MANILA - The Philippines is among the 10 worst countries for working people, the Global Workers' Rights Index 2018 showed.
Manila got the lowest rating of 5 as there is "no guarantee of rights" in the country, the index said.
Other reasons cited were "intimidation and dismissals, violence, and repressive laws."
The index, released by the International Trade Union Confederation, rated 142 countries on a scale of 1 to 5, with 1 as the best depending on a country's compliance with collective labor rights.
"In a context of extreme state violence and suppression of civil liberties, workers and trade unionists in the Philippines faced threats and intimidation," the report read.
"Employers frequently used intimidation tactics and dismissals to prevent workers [from] establishing unions," it added.
The labor department has yet to respond to a request for comment as of this posting.
In May, President Rodrigo Duterte signed an executive order to stop illegal contractualization, among major labor issues in the Philippines.
Some labor groups were, however, disappointed as the order did not contain their proposed provision mandating direct hiring as "the general norm in employment relations."
Other countries deemed worst for working people are Algeria, Bangladesh, Cambodia, Colombia, Egypt, Guatemala, Kazakhstan, Saudi Arabia and Turkey.
Regionally, the index said the Middle East and North Africa (MENA) remain the world’s worst regions when it comes to fundamental
rights at work.
It noted how millions of migrant workers in Saudi Arabia are "trapped in modern slavery under the kafala system."
A common practice in Arab countries, the kafala system requires migrant workers to have a sponsor in the host country so that a visa and worker's permit can be issued.
The Asia-Pacific region, meanwhile, is ranked as the second worst region with violations of rights ranging from regular to systematic.
Countries that received a rating of 1 are Austria Belgium, Denmark, Finland, Germany, Iceland, Ireland, Italy, the Netherlands, Norway, Slovakia, Sweden and Uruguay.
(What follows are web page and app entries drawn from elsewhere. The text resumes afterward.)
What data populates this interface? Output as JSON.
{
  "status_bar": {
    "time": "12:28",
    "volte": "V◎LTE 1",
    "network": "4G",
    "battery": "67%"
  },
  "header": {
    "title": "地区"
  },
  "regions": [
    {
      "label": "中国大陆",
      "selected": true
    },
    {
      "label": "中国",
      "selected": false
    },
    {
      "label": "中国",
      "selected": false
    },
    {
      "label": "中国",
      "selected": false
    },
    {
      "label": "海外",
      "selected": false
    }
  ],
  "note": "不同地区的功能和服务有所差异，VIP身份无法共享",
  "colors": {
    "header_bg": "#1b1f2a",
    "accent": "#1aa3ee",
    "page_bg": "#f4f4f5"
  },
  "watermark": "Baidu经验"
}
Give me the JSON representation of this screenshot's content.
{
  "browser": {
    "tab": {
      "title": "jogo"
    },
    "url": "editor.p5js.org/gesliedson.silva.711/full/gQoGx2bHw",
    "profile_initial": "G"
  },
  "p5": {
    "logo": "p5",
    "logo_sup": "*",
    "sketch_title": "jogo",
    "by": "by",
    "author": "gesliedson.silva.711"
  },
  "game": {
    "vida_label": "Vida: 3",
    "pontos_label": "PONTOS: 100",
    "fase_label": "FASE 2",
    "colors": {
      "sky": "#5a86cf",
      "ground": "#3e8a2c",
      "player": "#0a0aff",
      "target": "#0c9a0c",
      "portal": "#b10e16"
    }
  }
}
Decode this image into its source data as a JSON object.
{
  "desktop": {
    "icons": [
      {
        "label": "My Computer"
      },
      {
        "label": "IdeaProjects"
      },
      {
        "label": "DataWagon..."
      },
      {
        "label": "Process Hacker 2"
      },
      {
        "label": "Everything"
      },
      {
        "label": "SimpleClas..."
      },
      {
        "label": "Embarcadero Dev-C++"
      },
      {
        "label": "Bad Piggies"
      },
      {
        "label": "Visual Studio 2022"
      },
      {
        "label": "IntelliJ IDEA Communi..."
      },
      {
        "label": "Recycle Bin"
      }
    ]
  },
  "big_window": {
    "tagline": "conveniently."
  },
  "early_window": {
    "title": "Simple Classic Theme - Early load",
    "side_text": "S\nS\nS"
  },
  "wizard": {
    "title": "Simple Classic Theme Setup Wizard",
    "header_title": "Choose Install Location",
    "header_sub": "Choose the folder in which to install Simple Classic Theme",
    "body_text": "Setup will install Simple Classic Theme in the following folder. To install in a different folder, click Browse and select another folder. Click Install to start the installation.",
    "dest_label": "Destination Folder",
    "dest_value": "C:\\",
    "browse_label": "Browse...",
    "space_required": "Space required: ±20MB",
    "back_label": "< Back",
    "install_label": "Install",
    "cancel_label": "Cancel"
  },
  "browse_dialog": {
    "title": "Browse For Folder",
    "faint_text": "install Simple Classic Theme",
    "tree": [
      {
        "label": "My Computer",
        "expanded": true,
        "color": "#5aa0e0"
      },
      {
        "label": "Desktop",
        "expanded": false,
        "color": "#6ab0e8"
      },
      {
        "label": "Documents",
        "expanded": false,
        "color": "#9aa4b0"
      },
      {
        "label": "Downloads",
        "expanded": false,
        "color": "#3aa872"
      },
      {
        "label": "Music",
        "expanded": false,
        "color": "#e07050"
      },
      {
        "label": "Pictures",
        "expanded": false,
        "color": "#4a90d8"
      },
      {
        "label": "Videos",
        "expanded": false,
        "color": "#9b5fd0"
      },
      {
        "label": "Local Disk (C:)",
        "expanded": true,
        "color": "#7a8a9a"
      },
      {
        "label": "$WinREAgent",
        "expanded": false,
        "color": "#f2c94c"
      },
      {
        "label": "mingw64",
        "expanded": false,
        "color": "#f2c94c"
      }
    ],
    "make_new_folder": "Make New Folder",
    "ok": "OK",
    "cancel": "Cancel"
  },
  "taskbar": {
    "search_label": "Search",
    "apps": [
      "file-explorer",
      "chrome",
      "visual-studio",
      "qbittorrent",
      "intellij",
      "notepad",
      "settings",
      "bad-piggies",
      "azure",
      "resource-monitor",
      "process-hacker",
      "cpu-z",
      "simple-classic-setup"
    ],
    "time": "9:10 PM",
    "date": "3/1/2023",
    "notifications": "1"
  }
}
The report said there was only a "sporadic violation" of workers' rights in these countries.
Read the full report here: